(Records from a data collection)
━━━━

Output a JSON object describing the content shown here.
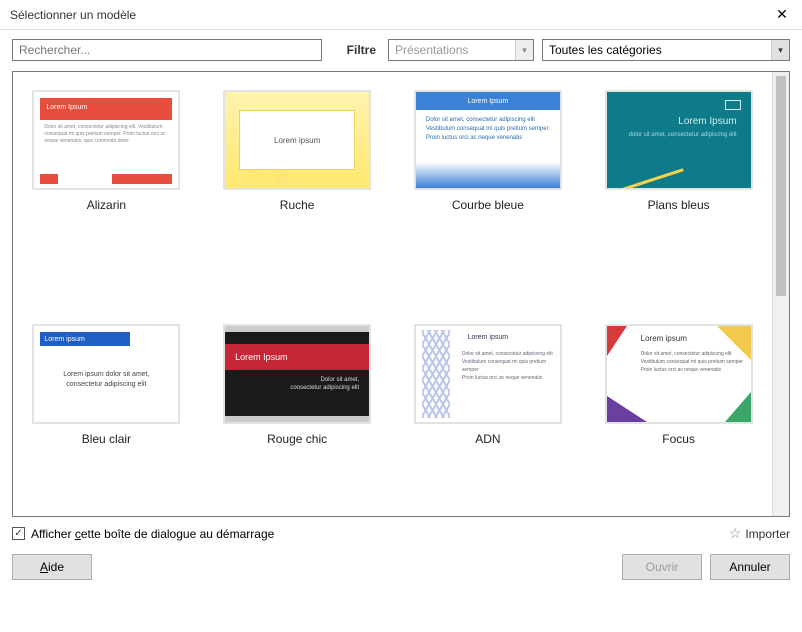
{
  "window": {
    "title": "Sélectionner un modèle"
  },
  "toolbar": {
    "search_placeholder": "Rechercher...",
    "filter_label": "Filtre",
    "filter_value": "Présentations",
    "category_value": "Toutes les catégories"
  },
  "templates": [
    {
      "name": "Alizarin"
    },
    {
      "name": "Ruche"
    },
    {
      "name": "Courbe bleue"
    },
    {
      "name": "Plans bleus"
    },
    {
      "name": "Bleu clair"
    },
    {
      "name": "Rouge chic"
    },
    {
      "name": "ADN"
    },
    {
      "name": "Focus"
    }
  ],
  "thumb_text": {
    "lorem_ipsum_title": "Lorem Ipsum",
    "lorem_ipsum_lower": "Lorem ipsum",
    "lines3": "Dolor sit amet, consectetur adipiscing elit\nVestibulum consequat mi quis pretium semper\nProin luctus orci ac neque venenatis",
    "sub_amet": "dolor sit amet, consectetur adipiscing elit",
    "dolor_2line": "Lorem ipsum dolor sit amet,\nconsectetur adipiscing elit",
    "dolor_2line_b": "Dolor sit amet,\nconsectetur adipiscing elit",
    "lipsum_para": "Dolor sit amet, consectetur adipiscing elit. Vestibulum consequat mi quis pretium semper. Proin luctus orci ac neque venenatis, quis commodo dolor."
  },
  "options": {
    "show_at_startup_checked": true,
    "show_at_startup_pre": "Afficher ",
    "show_at_startup_u": "c",
    "show_at_startup_post": "ette boîte de dialogue au démarrage",
    "import_label": "Importer"
  },
  "buttons": {
    "help": "Aide",
    "open": "Ouvrir",
    "cancel": "Annuler"
  }
}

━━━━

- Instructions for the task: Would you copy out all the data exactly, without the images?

- Problem solution:
Output a JSON object describing the content shown here.
{
  "window": {
    "title": "Sélectionner un modèle"
  },
  "toolbar": {
    "search_placeholder": "Rechercher...",
    "filter_label": "Filtre",
    "filter_value": "Présentations",
    "category_value": "Toutes les catégories"
  },
  "templates": [
    {
      "name": "Alizarin"
    },
    {
      "name": "Ruche"
    },
    {
      "name": "Courbe bleue"
    },
    {
      "name": "Plans bleus"
    },
    {
      "name": "Bleu clair"
    },
    {
      "name": "Rouge chic"
    },
    {
      "name": "ADN"
    },
    {
      "name": "Focus"
    }
  ],
  "thumb_text": {
    "lorem_ipsum_title": "Lorem Ipsum",
    "lorem_ipsum_lower": "Lorem ipsum",
    "lines3": "Dolor sit amet, consectetur adipiscing elit\nVestibulum consequat mi quis pretium semper\nProin luctus orci ac neque venenatis",
    "sub_amet": "dolor sit amet, consectetur adipiscing elit",
    "dolor_2line": "Lorem ipsum dolor sit amet,\nconsectetur adipiscing elit",
    "dolor_2line_b": "Dolor sit amet,\nconsectetur adipiscing elit",
    "lipsum_para": "Dolor sit amet, consectetur adipiscing elit. Vestibulum consequat mi quis pretium semper. Proin luctus orci ac neque venenatis, quis commodo dolor."
  },
  "options": {
    "show_at_startup_checked": true,
    "show_at_startup_pre": "Afficher ",
    "show_at_startup_u": "c",
    "show_at_startup_post": "ette boîte de dialogue au démarrage",
    "import_label": "Importer"
  },
  "buttons": {
    "help": "Aide",
    "open": "Ouvrir",
    "cancel": "Annuler"
  }
}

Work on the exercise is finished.